Recorded data: Begin

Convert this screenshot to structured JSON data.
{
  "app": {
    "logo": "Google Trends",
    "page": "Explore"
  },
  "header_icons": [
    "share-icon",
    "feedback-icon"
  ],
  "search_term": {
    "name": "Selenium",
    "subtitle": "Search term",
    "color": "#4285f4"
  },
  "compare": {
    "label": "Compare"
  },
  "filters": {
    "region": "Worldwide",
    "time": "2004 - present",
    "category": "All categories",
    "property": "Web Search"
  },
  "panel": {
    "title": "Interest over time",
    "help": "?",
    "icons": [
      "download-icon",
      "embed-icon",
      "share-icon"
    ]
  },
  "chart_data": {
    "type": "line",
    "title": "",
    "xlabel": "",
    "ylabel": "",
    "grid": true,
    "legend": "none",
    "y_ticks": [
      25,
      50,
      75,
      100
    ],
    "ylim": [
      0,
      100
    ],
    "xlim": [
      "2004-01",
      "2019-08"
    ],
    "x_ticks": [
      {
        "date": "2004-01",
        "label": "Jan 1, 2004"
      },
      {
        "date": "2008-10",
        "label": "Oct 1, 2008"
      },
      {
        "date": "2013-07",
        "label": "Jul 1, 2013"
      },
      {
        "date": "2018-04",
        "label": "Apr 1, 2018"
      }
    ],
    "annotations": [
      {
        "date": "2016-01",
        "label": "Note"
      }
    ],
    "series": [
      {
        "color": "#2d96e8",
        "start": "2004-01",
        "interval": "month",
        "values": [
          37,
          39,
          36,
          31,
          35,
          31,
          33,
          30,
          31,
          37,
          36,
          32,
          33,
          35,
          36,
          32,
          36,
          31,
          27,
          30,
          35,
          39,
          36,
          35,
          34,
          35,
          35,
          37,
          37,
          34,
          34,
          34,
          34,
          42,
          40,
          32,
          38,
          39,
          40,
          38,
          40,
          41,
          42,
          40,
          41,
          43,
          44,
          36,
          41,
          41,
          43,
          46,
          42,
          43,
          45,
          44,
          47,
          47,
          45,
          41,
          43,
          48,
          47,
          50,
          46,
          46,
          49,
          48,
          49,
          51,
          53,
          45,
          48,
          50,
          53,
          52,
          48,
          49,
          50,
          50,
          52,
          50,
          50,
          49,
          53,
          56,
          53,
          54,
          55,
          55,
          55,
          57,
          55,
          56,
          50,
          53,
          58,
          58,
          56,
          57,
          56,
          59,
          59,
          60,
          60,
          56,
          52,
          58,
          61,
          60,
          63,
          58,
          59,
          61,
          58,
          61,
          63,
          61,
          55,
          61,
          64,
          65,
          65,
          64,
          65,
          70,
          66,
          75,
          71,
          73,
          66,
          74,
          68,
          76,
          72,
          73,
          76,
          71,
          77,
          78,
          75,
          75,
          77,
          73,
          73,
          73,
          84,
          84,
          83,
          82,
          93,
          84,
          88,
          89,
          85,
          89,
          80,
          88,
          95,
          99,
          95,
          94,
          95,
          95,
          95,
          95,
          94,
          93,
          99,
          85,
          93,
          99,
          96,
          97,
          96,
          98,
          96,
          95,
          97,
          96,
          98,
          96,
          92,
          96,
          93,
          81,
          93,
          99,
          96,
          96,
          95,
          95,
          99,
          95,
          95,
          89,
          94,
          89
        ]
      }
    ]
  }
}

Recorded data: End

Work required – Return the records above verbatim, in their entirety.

Exercise output –
Convert this screenshot to structured JSON data.
{
  "app": {
    "logo": "Google Trends",
    "page": "Explore"
  },
  "header_icons": [
    "share-icon",
    "feedback-icon"
  ],
  "search_term": {
    "name": "Selenium",
    "subtitle": "Search term",
    "color": "#4285f4"
  },
  "compare": {
    "label": "Compare"
  },
  "filters": {
    "region": "Worldwide",
    "time": "2004 - present",
    "category": "All categories",
    "property": "Web Search"
  },
  "panel": {
    "title": "Interest over time",
    "help": "?",
    "icons": [
      "download-icon",
      "embed-icon",
      "share-icon"
    ]
  },
  "chart_data": {
    "type": "line",
    "title": "",
    "xlabel": "",
    "ylabel": "",
    "grid": true,
    "legend": "none",
    "y_ticks": [
      25,
      50,
      75,
      100
    ],
    "ylim": [
      0,
      100
    ],
    "xlim": [
      "2004-01",
      "2019-08"
    ],
    "x_ticks": [
      {
        "date": "2004-01",
        "label": "Jan 1, 2004"
      },
      {
        "date": "2008-10",
        "label": "Oct 1, 2008"
      },
      {
        "date": "2013-07",
        "label": "Jul 1, 2013"
      },
      {
        "date": "2018-04",
        "label": "Apr 1, 2018"
      }
    ],
    "annotations": [
      {
        "date": "2016-01",
        "label": "Note"
      }
    ],
    "series": [
      {
        "color": "#2d96e8",
        "start": "2004-01",
        "interval": "month",
        "values": [
          37,
          39,
          36,
          31,
          35,
          31,
          33,
          30,
          31,
          37,
          36,
          32,
          33,
          35,
          36,
          32,
          36,
          31,
          27,
          30,
          35,
          39,
          36,
          35,
          34,
          35,
          35,
          37,
          37,
          34,
          34,
          34,
          34,
          42,
          40,
          32,
          38,
          39,
          40,
          38,
          40,
          41,
          42,
          40,
          41,
          43,
          44,
          36,
          41,
          41,
          43,
          46,
          42,
          43,
          45,
          44,
          47,
          47,
          45,
          41,
          43,
          48,
          47,
          50,
          46,
          46,
          49,
          48,
          49,
          51,
          53,
          45,
          48,
          50,
          53,
          52,
          48,
          49,
          50,
          50,
          52,
          50,
          50,
          49,
          53,
          56,
          53,
          54,
          55,
          55,
          55,
          57,
          55,
          56,
          50,
          53,
          58,
          58,
          56,
          57,
          56,
          59,
          59,
          60,
          60,
          56,
          52,
          58,
          61,
          60,
          63,
          58,
          59,
          61,
          58,
          61,
          63,
          61,
          55,
          61,
          64,
          65,
          65,
          64,
          65,
          70,
          66,
          75,
          71,
          73,
          66,
          74,
          68,
          76,
          72,
          73,
          76,
          71,
          77,
          78,
          75,
          75,
          77,
          73,
          73,
          73,
          84,
          84,
          83,
          82,
          93,
          84,
          88,
          89,
          85,
          89,
          80,
          88,
          95,
          99,
          95,
          94,
          95,
          95,
          95,
          95,
          94,
          93,
          99,
          85,
          93,
          99,
          96,
          97,
          96,
          98,
          96,
          95,
          97,
          96,
          98,
          96,
          92,
          96,
          93,
          81,
          93,
          99,
          96,
          96,
          95,
          95,
          99,
          95,
          95,
          89,
          94,
          89
        ]
      }
    ]
  }
}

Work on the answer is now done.